The number of Michigan drunk driving arrests fell almost 30% between 1999 and 2008, the last year for which statics are available.
The question many are looking to answer is whether or not the decline is a good thing or bad. In a recent Detroit News article, Laura Berman suggests:
You might think that Michigan’s long-running series of unfortunate events would drive Michigan residents to drink. Depressed and with time on their hands, these drinking and sometimes drunken residents should, logic suggests, create a spike in the state’s drunken driving arrests.
So the question becomes: is the decrease in arrests because MADD’s message has finally gotten across, and fewer people are actually driving drunk, or is it because fewer police are out arresting drunk drivers?
According to the Detroit News, many reasons have been suggested for this yearly decline in Michigan drunk driving arrests, including the fact that “Michigan has lost 2,168 law enforcement positions since 2001, creating gaps in enforcement that enable people to drink and drive without getting caught.”
In fact, when the statics are released, it is expected that they will show that Michigan drunk driving arrests fell an additional 10% from 2008 to 2009. It is very possible that this unprecedented decline is from even deeper cuts to police forces throughout the state. Even the city of Plymouth has indicated they may cut up to half of their police force. Monroe is also set to make deep cuts. The same is true throughout the State.

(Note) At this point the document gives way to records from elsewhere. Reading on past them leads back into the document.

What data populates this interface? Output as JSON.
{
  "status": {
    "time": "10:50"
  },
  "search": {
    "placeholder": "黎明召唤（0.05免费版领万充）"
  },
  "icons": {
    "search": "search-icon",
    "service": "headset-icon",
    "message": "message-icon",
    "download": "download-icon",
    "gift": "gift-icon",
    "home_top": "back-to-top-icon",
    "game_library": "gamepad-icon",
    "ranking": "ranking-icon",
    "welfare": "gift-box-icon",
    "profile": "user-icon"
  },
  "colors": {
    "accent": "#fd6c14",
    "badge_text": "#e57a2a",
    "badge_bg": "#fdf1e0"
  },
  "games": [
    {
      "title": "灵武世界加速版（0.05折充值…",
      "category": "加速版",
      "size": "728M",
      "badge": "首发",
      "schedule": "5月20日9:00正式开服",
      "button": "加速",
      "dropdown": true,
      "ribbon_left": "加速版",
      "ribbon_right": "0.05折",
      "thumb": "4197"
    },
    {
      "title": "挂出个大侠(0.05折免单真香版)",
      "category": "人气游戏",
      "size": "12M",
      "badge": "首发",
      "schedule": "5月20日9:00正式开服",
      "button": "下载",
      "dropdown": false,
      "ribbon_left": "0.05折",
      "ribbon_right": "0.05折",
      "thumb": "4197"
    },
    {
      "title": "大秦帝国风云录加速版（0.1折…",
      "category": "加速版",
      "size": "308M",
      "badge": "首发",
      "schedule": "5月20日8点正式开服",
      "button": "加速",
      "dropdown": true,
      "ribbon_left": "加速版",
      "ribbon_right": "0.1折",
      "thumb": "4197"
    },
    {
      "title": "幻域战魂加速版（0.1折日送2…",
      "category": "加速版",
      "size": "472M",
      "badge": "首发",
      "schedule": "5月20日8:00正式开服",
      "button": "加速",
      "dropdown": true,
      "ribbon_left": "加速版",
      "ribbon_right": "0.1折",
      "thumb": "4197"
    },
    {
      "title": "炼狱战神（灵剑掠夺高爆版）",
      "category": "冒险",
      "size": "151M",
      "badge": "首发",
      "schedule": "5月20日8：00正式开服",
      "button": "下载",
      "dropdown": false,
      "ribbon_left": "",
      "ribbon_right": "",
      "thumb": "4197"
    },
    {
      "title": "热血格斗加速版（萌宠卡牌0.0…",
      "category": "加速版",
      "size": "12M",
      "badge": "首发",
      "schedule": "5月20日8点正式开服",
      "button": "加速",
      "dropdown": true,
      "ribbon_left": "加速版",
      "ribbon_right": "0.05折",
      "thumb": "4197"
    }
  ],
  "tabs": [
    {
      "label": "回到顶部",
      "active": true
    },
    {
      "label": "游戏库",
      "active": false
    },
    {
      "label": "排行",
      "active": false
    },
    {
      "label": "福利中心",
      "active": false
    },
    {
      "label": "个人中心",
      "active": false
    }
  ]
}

According to the Wall Street Journal, this trend to cut police forces to save money is a nationwide trend. For example:
Since January, Tulsa has laid off 89 police officers, 11% of its force. That has pushed the city to the forefront of a national movement, spurred by hard times, to revamp long-held policing strategies.
The Journal further reports:
Arrests citywide were down about 25% in February and March, compared with the previous year. Through the end of March, county prosecutors, who get most of their cases from Tulsa police, had filed 20% fewer felony cases than last year.
If the trend holds, that could indicate the city is safer. But some officers believe arrests are down because the detective corps was cut by nearly 20%, so fewer crimes are being investigated.
It certainly stands to reason that the same is true for Michigan drunk driving arrests. With fewer police on the streets one would expect DUI arrests to decline.